The Netherlands 1600-1700
Merchants and New Worlds
In the 17th century the Netherlands experienced a period of pronounced cultural growth that saw the emergence of many new talented artists and new themes being addressed in art.
This was linked to very pronounced economic growth prompted by Amsterdam’s new status as the centre of ocean trade.
Goods from the colonies were unloaded here and sold on with huge profit margins to the many merchants who held shares in the Dutch East India Company and the Dutch West India Company.
The import of goods and the general affluence is reflected in e.g. still lifes depicting exotic fruit and flowers and in lavish pieces of applied arts created out of ivory, gold, and gemstones.
The new, affluent merchant class created a market for e.g. smaller paintings of domestic scenes.
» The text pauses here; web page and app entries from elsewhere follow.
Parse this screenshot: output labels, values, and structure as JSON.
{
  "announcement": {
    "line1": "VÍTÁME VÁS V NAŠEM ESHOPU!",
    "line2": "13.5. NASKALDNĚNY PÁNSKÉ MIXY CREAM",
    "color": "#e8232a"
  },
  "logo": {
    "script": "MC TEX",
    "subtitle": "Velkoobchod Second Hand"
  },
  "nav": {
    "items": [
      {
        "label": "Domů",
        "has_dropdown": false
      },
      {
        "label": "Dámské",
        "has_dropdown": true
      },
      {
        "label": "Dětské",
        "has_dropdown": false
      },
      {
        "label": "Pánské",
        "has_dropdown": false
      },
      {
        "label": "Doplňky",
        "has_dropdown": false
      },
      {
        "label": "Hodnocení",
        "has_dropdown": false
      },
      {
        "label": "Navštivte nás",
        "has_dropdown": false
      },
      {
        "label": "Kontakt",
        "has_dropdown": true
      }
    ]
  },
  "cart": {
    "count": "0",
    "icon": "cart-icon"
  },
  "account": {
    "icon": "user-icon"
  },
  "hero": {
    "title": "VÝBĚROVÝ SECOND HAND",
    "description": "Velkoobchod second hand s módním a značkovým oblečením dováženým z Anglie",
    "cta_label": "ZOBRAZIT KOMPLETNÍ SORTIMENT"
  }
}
Paintings sold as pairs were very popular, as the interior design standards of the day favoured symmetry based around doors and windows.